Work to complete: Give the number of lines in the records below that hold "https"; nothing else is needed.

Dataset rows for apps and sites
******************************

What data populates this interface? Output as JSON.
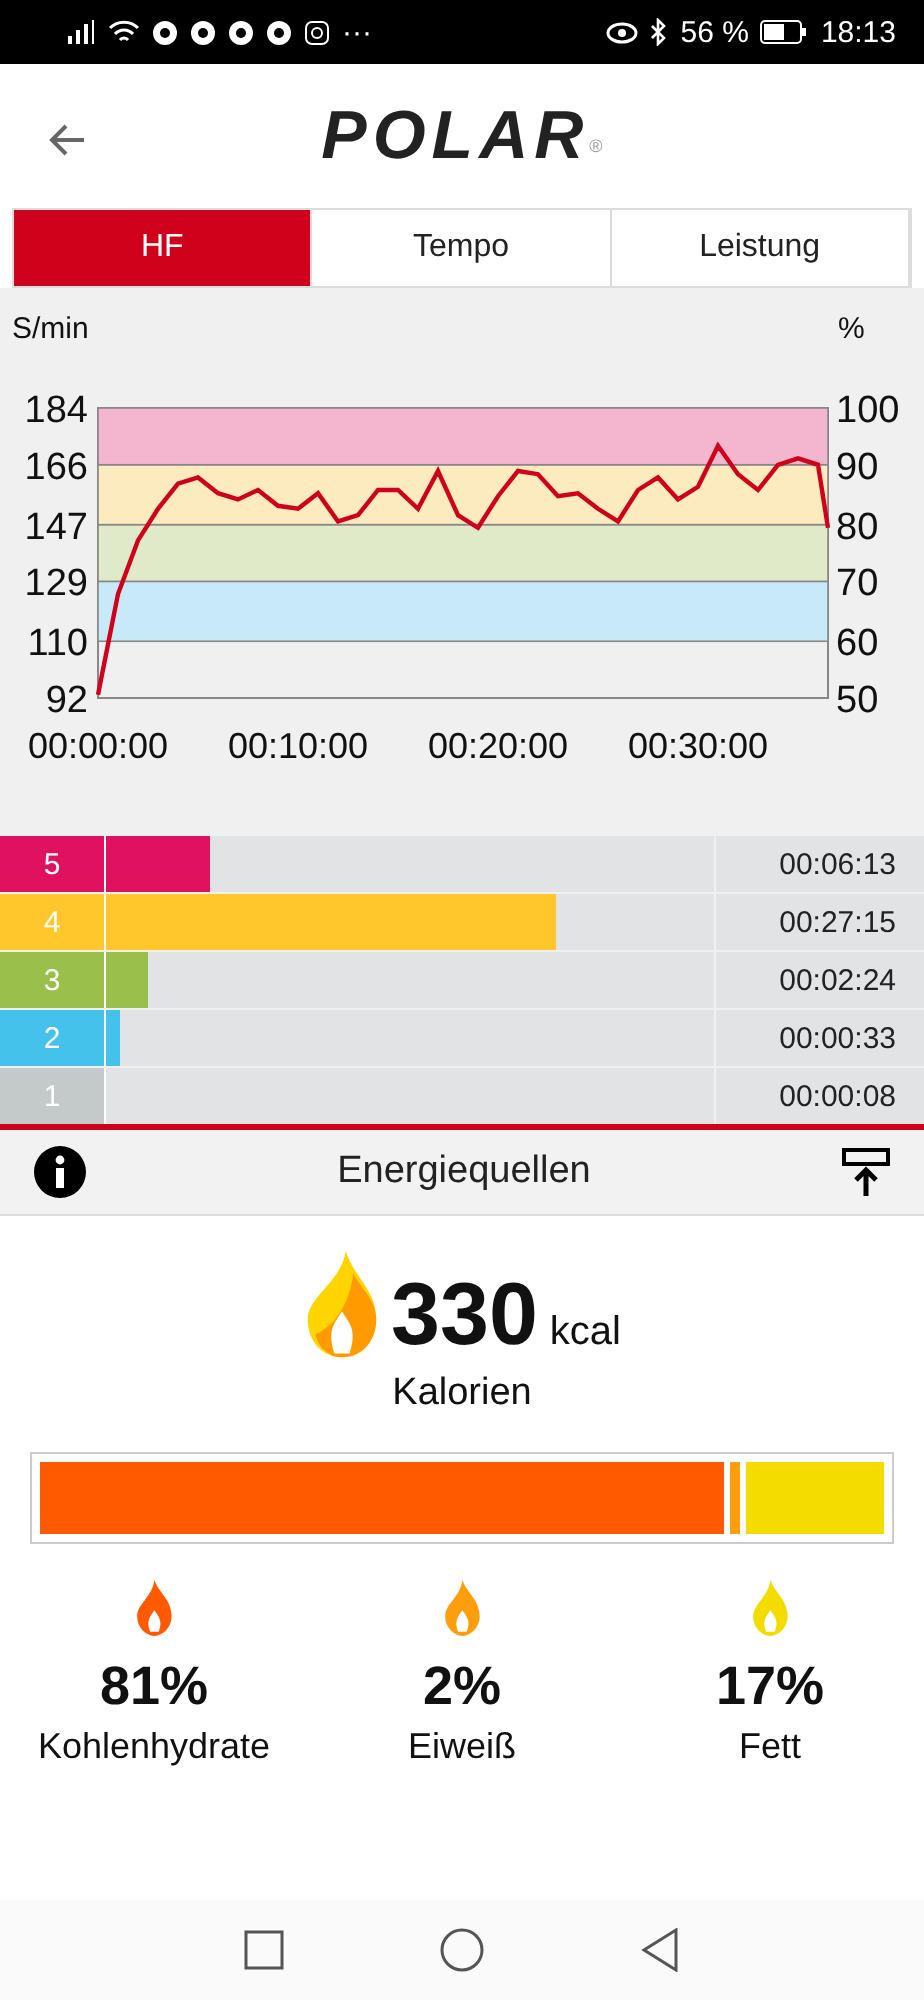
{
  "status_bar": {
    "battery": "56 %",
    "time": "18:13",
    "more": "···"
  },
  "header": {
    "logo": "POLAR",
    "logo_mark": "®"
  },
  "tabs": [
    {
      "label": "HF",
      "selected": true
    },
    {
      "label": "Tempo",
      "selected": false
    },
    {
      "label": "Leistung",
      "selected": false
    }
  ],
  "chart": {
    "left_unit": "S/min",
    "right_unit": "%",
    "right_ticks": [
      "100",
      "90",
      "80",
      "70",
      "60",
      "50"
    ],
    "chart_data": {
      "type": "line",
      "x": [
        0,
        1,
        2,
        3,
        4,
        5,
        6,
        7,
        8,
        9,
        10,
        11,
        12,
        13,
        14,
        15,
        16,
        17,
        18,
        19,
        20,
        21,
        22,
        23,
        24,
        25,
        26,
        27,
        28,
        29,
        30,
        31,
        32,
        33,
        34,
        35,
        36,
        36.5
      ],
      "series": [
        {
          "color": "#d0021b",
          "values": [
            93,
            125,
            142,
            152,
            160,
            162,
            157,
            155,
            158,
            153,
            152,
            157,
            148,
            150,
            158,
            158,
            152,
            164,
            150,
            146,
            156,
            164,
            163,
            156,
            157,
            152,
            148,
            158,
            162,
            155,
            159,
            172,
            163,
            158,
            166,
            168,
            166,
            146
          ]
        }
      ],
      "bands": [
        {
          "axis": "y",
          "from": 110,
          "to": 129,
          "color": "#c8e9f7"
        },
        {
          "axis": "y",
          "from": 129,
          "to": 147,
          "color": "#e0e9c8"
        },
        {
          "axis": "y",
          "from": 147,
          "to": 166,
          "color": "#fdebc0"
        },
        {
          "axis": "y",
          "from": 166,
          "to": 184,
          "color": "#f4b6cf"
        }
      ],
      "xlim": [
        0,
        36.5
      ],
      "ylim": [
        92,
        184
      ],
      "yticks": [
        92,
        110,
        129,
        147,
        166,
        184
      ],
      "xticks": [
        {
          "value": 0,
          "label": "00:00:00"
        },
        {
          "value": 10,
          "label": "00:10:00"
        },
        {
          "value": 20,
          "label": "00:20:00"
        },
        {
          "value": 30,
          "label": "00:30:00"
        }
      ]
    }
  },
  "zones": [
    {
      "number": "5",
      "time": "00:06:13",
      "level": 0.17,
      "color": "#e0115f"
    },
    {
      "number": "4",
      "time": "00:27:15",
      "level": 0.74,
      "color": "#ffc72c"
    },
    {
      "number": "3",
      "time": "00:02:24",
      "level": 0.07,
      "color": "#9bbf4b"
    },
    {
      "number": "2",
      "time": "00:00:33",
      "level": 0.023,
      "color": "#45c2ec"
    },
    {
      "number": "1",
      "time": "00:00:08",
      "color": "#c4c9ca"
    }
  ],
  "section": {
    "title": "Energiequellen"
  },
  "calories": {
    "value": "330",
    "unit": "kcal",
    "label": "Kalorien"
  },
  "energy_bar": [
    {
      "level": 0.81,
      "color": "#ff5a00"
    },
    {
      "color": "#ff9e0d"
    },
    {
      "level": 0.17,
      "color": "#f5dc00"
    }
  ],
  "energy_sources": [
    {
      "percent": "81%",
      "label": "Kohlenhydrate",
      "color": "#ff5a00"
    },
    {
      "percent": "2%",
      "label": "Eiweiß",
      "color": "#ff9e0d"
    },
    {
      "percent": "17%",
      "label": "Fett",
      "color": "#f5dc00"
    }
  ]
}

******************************

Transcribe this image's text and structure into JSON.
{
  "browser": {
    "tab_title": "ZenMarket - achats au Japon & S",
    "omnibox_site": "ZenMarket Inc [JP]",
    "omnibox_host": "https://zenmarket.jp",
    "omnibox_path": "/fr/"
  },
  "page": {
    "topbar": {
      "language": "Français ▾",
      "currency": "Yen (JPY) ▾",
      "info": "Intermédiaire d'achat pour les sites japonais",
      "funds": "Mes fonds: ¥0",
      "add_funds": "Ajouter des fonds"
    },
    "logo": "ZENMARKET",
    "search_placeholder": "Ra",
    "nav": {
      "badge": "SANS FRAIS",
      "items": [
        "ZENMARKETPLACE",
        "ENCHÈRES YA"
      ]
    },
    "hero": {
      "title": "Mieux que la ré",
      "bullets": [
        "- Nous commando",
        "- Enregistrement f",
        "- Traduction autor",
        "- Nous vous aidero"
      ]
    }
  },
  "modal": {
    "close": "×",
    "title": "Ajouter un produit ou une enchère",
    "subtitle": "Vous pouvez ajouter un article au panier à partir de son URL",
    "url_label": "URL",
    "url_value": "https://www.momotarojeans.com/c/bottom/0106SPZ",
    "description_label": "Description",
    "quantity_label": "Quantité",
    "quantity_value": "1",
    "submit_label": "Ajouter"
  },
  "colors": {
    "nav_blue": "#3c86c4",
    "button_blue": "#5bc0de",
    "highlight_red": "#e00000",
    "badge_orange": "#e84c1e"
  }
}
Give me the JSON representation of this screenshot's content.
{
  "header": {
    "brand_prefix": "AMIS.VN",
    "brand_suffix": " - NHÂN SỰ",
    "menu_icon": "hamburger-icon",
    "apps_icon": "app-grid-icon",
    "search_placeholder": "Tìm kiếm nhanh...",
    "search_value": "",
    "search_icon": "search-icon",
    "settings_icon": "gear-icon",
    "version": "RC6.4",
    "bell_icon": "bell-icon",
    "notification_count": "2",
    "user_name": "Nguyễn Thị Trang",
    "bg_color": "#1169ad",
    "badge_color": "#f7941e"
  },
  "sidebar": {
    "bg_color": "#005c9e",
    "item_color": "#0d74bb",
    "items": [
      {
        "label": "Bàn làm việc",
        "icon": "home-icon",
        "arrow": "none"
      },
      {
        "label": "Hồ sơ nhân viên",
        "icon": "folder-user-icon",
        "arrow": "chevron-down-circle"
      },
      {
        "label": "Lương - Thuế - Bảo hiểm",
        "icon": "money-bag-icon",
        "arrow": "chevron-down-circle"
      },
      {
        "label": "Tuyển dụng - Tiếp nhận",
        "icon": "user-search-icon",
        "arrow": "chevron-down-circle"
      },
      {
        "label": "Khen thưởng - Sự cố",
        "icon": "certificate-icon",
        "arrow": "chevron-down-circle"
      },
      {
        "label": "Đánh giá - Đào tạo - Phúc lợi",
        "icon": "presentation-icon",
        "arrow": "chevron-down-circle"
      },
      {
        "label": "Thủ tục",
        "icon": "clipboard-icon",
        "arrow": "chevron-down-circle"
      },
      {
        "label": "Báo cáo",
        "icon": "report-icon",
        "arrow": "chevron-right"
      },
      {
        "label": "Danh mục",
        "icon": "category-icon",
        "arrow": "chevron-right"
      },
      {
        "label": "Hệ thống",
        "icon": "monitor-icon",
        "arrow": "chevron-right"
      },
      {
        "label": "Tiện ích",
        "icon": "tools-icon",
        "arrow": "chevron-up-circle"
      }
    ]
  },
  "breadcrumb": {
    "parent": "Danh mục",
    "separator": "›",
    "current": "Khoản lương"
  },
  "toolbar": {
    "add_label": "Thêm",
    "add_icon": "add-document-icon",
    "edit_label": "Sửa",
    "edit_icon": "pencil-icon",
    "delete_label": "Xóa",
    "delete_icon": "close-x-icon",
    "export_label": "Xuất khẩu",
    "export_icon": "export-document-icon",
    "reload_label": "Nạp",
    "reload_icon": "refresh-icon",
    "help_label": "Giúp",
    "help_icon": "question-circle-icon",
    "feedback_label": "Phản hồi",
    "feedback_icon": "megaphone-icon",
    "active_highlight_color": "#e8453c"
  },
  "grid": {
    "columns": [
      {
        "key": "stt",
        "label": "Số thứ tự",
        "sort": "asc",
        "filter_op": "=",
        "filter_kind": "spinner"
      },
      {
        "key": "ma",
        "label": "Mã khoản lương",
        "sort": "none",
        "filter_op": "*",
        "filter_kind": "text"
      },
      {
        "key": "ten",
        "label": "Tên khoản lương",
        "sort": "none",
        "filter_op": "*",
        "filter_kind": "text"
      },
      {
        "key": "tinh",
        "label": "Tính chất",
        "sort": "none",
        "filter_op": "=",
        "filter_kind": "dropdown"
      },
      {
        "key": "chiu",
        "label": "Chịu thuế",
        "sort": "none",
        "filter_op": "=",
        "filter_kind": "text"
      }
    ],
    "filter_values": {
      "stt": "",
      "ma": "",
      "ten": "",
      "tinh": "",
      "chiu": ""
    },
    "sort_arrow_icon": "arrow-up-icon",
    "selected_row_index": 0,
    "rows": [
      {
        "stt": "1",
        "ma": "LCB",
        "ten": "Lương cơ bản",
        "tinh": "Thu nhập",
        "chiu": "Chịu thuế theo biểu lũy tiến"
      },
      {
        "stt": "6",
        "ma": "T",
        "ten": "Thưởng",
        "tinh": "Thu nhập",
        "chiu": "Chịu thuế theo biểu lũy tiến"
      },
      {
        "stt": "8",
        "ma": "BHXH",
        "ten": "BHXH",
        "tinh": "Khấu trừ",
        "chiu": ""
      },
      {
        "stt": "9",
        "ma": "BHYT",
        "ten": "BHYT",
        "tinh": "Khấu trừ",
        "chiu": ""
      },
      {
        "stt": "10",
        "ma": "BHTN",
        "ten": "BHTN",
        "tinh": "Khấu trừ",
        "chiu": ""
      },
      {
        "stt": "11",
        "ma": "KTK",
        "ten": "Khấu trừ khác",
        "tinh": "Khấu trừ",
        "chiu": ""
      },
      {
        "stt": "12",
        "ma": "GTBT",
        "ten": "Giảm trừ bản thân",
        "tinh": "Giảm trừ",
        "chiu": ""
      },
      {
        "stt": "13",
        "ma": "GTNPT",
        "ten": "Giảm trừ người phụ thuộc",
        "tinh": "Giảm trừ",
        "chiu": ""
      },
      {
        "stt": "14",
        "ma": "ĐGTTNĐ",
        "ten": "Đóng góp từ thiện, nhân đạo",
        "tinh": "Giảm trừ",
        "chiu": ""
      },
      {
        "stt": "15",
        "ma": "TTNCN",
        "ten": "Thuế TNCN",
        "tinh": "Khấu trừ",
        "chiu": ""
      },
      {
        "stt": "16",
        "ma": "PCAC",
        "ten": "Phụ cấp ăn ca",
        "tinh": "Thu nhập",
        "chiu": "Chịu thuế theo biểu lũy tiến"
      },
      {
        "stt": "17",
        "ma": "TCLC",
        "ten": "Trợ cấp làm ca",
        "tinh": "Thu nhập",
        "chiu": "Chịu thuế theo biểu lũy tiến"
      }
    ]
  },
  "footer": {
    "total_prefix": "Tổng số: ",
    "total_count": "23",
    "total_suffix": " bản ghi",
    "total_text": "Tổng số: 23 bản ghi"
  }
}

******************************

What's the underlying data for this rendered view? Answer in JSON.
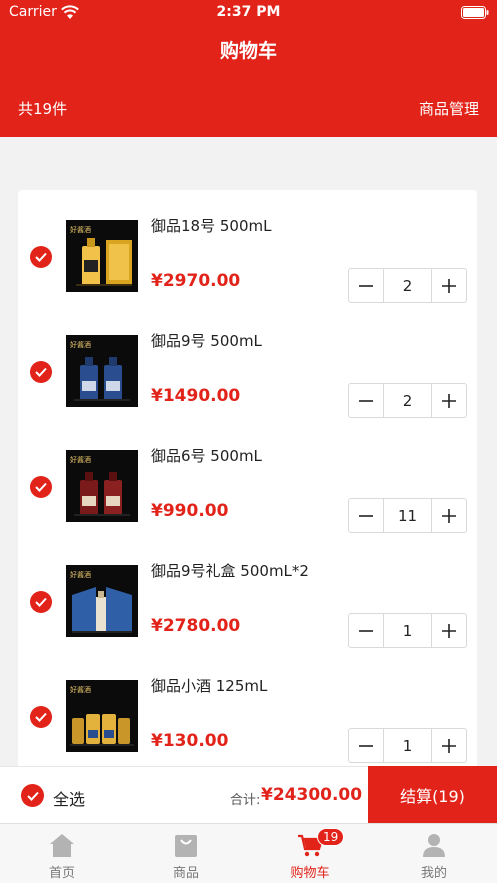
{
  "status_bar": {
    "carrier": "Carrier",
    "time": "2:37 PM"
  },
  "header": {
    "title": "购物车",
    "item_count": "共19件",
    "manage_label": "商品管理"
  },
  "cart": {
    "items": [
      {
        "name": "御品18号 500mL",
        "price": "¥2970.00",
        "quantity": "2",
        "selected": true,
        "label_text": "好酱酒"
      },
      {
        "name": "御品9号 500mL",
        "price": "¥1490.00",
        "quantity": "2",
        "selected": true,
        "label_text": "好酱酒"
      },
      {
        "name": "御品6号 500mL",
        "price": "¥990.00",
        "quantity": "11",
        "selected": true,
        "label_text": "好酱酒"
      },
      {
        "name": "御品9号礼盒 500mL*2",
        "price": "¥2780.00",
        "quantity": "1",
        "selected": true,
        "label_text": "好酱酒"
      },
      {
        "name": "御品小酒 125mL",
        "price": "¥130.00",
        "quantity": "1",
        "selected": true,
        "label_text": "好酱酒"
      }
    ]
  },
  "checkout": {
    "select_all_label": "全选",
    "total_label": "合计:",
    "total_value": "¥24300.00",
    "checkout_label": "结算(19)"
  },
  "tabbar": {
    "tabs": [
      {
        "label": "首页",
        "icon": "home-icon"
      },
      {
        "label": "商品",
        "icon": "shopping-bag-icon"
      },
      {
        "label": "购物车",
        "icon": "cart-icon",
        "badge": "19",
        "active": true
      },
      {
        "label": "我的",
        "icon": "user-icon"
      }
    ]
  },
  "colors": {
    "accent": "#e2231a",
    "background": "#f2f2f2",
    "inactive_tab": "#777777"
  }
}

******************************

Your solution: 2